Let’s not forget that research also shows that people on zero hours contracts “receive lower gross-weekly pay (an average of £236 per week) than those who are not (an average of £482 per week) and workplaces that utilise zero-hours contracts have a higher proportion of staff on low pay (between the National Minimum Wage (NMW) of £6.19 per hour and £7.50 per hour) than those who do not” [Resolution Foundation, 2013].
Let’s not ignore that all zero hours workers necessarily receive rights and treatment many people take for granted at work, like proper holiday and sick pay – I didn’t, and these people don’t.
Let’s not pretend that zero hours workers appear in small numbers when the ONS estimate went from 200, 000 in 2012 to a revision of at least 1.4 million in April of this year which may well still be an underestimate because there is a lot of confusion among workers as to whether they are even on a zero hours contract, whether that’s in the public or private sector.
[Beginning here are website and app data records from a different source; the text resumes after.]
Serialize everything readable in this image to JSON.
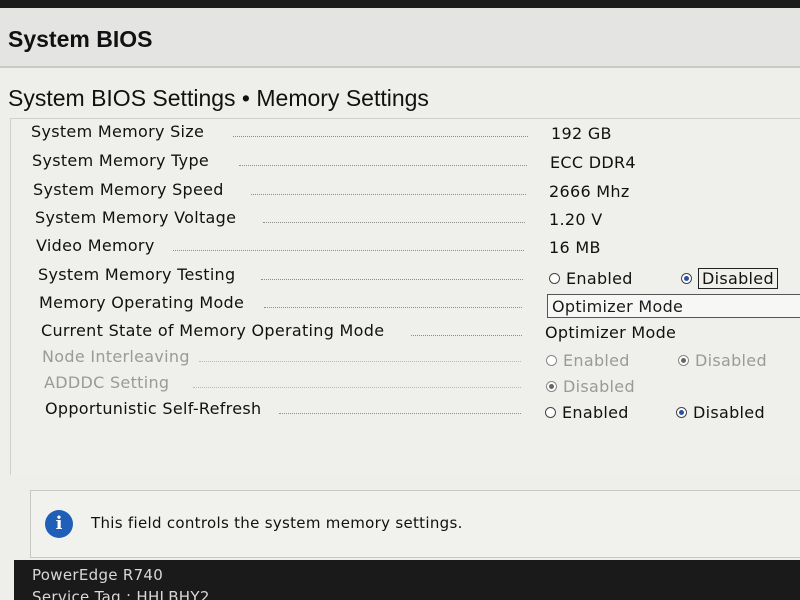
{
  "app": {
    "title": "System BIOS"
  },
  "page": {
    "title": "System BIOS Settings • Memory Settings"
  },
  "settings": [
    {
      "label": "System Memory Size",
      "value": "192 GB"
    },
    {
      "label": "System Memory Type",
      "value": "ECC DDR4"
    },
    {
      "label": "System Memory Speed",
      "value": "2666 Mhz"
    },
    {
      "label": "System Memory Voltage",
      "value": "1.20 V"
    },
    {
      "label": "Video Memory",
      "value": "16 MB"
    },
    {
      "label": "System Memory Testing",
      "options": [
        "Enabled",
        "Disabled"
      ],
      "selected": "Disabled"
    },
    {
      "label": "Memory Operating Mode",
      "value": "Optimizer Mode"
    },
    {
      "label": "Current State of Memory Operating Mode",
      "value": "Optimizer Mode"
    },
    {
      "label": "Node Interleaving",
      "options": [
        "Enabled",
        "Disabled"
      ],
      "selected": "Disabled",
      "disabled": true
    },
    {
      "label": "ADDDC Setting",
      "options": [
        "Disabled"
      ],
      "selected": "Disabled",
      "disabled": true
    },
    {
      "label": "Opportunistic Self-Refresh",
      "options": [
        "Enabled",
        "Disabled"
      ],
      "selected": "Disabled"
    }
  ],
  "help": {
    "icon": "info-icon",
    "text": "This field controls the system memory settings."
  },
  "footer": {
    "model": "PowerEdge R740",
    "service_tag": "Service Tag : HHLBHY2"
  },
  "colors": {
    "accent": "#2a4fa8",
    "info": "#1f5fb8",
    "dim_text": "#9a9a96"
  }
}
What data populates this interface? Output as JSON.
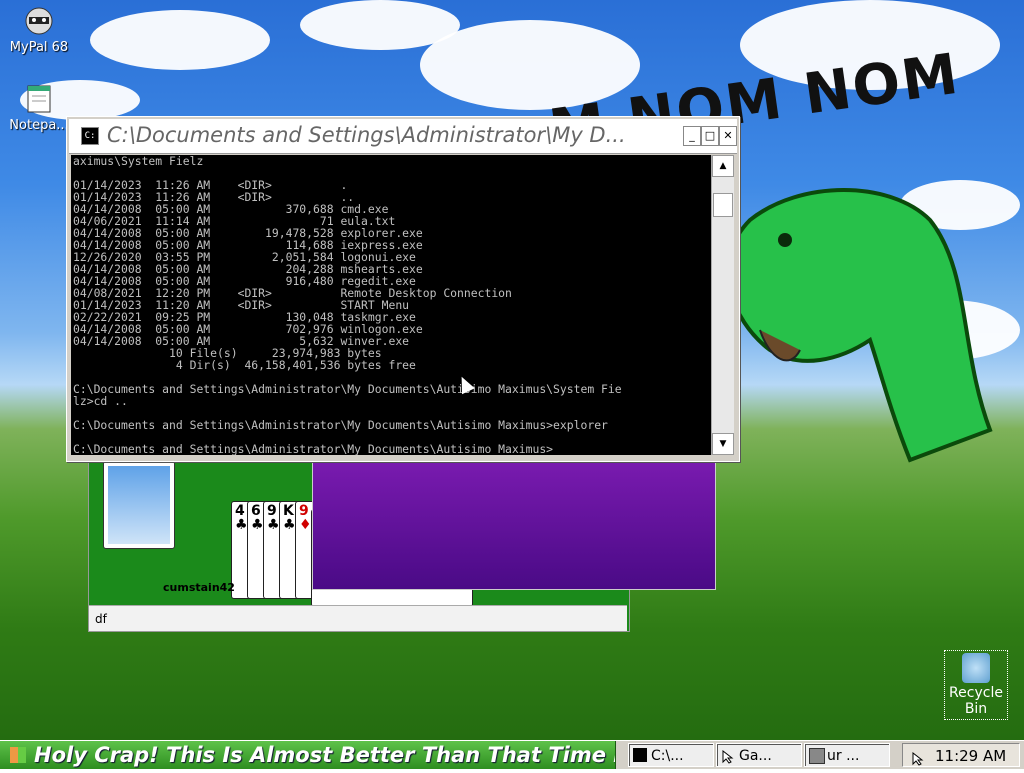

UCU research shows that 46% of universities and 60% of colleges use zero hours contracts to deliver teaching – and we know that many institutions are under-reporting. At least 307, 000 care workers in England alone are on zero hours and this has been linked to difficulties in maintaining quality of provision (how can people provide that quality when under pressure and treated unfairly?!). Zero hours in the retail sector is rife; well-known offenders like Sports Direct consign 80% of their workers to them.
Let’s not forget that zero hours contracts can significantly disrupt people’s lives and even prevent you from claiming benefits you need when your hours fluctuate wildly. Let’s also not forget that in May, the minister for employment Esther McVey started talking about JobCentre staff ‘mandating’ unemployed people to accept zero hours contracts or face benefit sanctions.
Let’s not pretend that the idea of “flexibility” so often put about by those who support zero hour contracts tends to favour anyone other than the employer. If you’re treated well on a zero hours contract that really is luck and fortune, it is not by contractual design. Many zero hours workers have reported that turning down work (supposed flexibility) can mean you’re offered less work in future because you’re not being “flexible” (aka flexploited) enough. Let’s not forget that zero hours contracts can make it utterly impossible to plan ahead effectively, which impacts on the lives of individuals and the people who love them.
Let’s not just shrug our shoulders and pretend it’s “just one of those things” that the lives of so many are blighted by this form of casualisation.
Let’s fight back.
Please email and tweet your MP if you haven’t done so already, and please join the conversation!
Vicky Blake, ACC Chair